Though it may be an unusual choice, Rhus typhina (staghorn sumac) meets some of your criteria. Often seen in the wild, it is drought tolerant and pest resistant, requiring little nurturing. It grows about 15 feet in height, though some are reported to be up to 30 feet tall. The large fruits are actually quite attractive and usually are not messy. They provide sustenance for a wide variety of birds in the fall and throughout the winter as the fruits do not drop. BUT it may require careful trimming to encourage it to a desired height.

Though the leaves are not large,  Cercis canadensis (eastern redbud) may be your strongest candidate. Growing to about 16 feet, it has high drought resistance and low fertility needs. These small trees are Ohio's harbinger of spring when you see their bright pinkish-purple floral display all over Ohio, suggesting they are well adapted to the climate and soil.

Your nursery personnel may also be able to guide you to a suitable selection. Check our Native Plant Suppliers site and enter your city and state to find the suppliers closest to Perrysville. 

Check out tree suggestions at two sites: The United States Department of Agriculture and our Native Plant Database. You may find other tree options than the ones we have suggested. The Ohio Department of Natural Resources, Division of Forestry has great information about tree varieties and planting instructions. Thank you for the opportunity to research this information for you. 


Chionanthus virginicus

Viburnum prunifolium

Viburnum rufidulum

Cornus florida

Rhus typhina

Cercis canadensis

 

 

 

More Trees Questions

Should a tree near a water well be transplanted?
July 31, 2013 - I have a water well and have about a 6 yr live oak planted in close proximity to it( about 10 feet). Would it be wise enough to transplant the tree while its this young or leave it alone. Also I need ...
view the full question and answer

Leaves dropping on native Texas Mountain Laurel in San Antonio
September 20, 2008 - Please help. We have a beautiful TX Mountain Laurel in our front yard. This year the leaves are dropping like snow in the north. What do you think is wrong with our tree?
view the full question and answer

Evergreen plant to grow to 6 feet tall with flowers and non-toxic
November 04, 2013 - I live in South Texas, and in town. I am looking for plant that grows taller than 6 feet and is non toxic to people and pets. Would also like for it to be pest and disease free or minimal. Need it ...
view the full question and answer

Fast-growing, tall taproot tree for El Paso
September 01, 2008 - I live in El Paso Texas and would like to know what would be a good shade tree to plant. I would like this tree to grow fast and tall. I would also like the roots to go straight down.
view the full question and answer

Tree near a patio in Tennessee
January 02, 2009 - What type of tree would you plant near a patio (new home and yard) that gets afternoon sun? Thanks
view the full question and answer

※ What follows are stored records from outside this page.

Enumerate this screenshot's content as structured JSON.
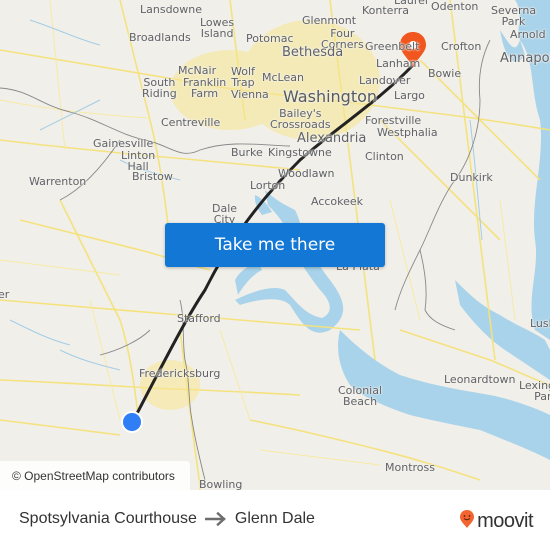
{
  "map": {
    "places": [
      {
        "name": "Lansdowne",
        "size": "normal"
      },
      {
        "name": "Broadlands",
        "size": "normal"
      },
      {
        "name": "Lowes\nIsland",
        "size": "normal"
      },
      {
        "name": "Potomac",
        "size": "normal"
      },
      {
        "name": "Glenmont",
        "size": "normal"
      },
      {
        "name": "Laurel",
        "size": "normal"
      },
      {
        "name": "Konterra",
        "size": "normal"
      },
      {
        "name": "Odenton",
        "size": "normal"
      },
      {
        "name": "Severna\nPark",
        "size": "normal"
      },
      {
        "name": "Arnold",
        "size": "normal"
      },
      {
        "name": "Annapolis",
        "size": "mid"
      },
      {
        "name": "Four\nCorners",
        "size": "normal"
      },
      {
        "name": "Bethesda",
        "size": "mid"
      },
      {
        "name": "Greenbelt",
        "size": "normal"
      },
      {
        "name": "Lanham",
        "size": "normal"
      },
      {
        "name": "Crofton",
        "size": "normal"
      },
      {
        "name": "Bowie",
        "size": "normal"
      },
      {
        "name": "McNair",
        "size": "normal"
      },
      {
        "name": "Franklin\nFarm",
        "size": "normal"
      },
      {
        "name": "Wolf\nTrap",
        "size": "normal"
      },
      {
        "name": "Vienna",
        "size": "normal"
      },
      {
        "name": "McLean",
        "size": "normal"
      },
      {
        "name": "South\nRiding",
        "size": "normal"
      },
      {
        "name": "Washington",
        "size": "big"
      },
      {
        "name": "Landover",
        "size": "normal"
      },
      {
        "name": "Largo",
        "size": "normal"
      },
      {
        "name": "Centreville",
        "size": "normal"
      },
      {
        "name": "Bailey's\nCrossroads",
        "size": "normal"
      },
      {
        "name": "Alexandria",
        "size": "mid"
      },
      {
        "name": "Forestville",
        "size": "normal"
      },
      {
        "name": "Westphalia",
        "size": "normal"
      },
      {
        "name": "Gainesville",
        "size": "normal"
      },
      {
        "name": "Linton\nHall",
        "size": "normal"
      },
      {
        "name": "Burke",
        "size": "normal"
      },
      {
        "name": "Kingstowne",
        "size": "normal"
      },
      {
        "name": "Clinton",
        "size": "normal"
      },
      {
        "name": "Warrenton",
        "size": "normal"
      },
      {
        "name": "Bristow",
        "size": "normal"
      },
      {
        "name": "Woodlawn",
        "size": "normal"
      },
      {
        "name": "Lorton",
        "size": "normal"
      },
      {
        "name": "Dunkirk",
        "size": "normal"
      },
      {
        "name": "Accokeek",
        "size": "normal"
      },
      {
        "name": "Dale\nCity",
        "size": "normal"
      },
      {
        "name": "La Plata",
        "size": "normal"
      },
      {
        "name": "Stafford",
        "size": "normal"
      },
      {
        "name": "Lusby",
        "size": "normal"
      },
      {
        "name": "Fredericksburg",
        "size": "normal"
      },
      {
        "name": "Leonardtown",
        "size": "normal"
      },
      {
        "name": "Lexington\nPark",
        "size": "normal"
      },
      {
        "name": "Colonial\nBeach",
        "size": "normal"
      },
      {
        "name": "Montross",
        "size": "normal"
      },
      {
        "name": "Bowling",
        "size": "normal"
      },
      {
        "name": "er",
        "size": "normal"
      }
    ],
    "origin_marker": {
      "label": "Spotsylvania Courthouse",
      "color": "#2f7ef5"
    },
    "destination_marker": {
      "label": "Glenn Dale",
      "color": "#f0561d"
    },
    "route_line_color": "#222222",
    "cta_label": "Take me there",
    "attribution": "© OpenStreetMap contributors"
  },
  "footer": {
    "origin": "Spotsylvania Courthouse",
    "destination": "Glenn Dale",
    "arrow_icon": "right-arrow-icon",
    "brand": "moovit",
    "brand_color": "#f26430"
  }
}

Support the Wildflower Center by Donating Online or Becoming a Member today.
E-NEWSLETTER | BECOME A MEMBER | DONATE NOW | MEDIA | JOBS | SITEMAP | STAFF INTRANET
© 2016 Lady Bird Johnson Wildflower Center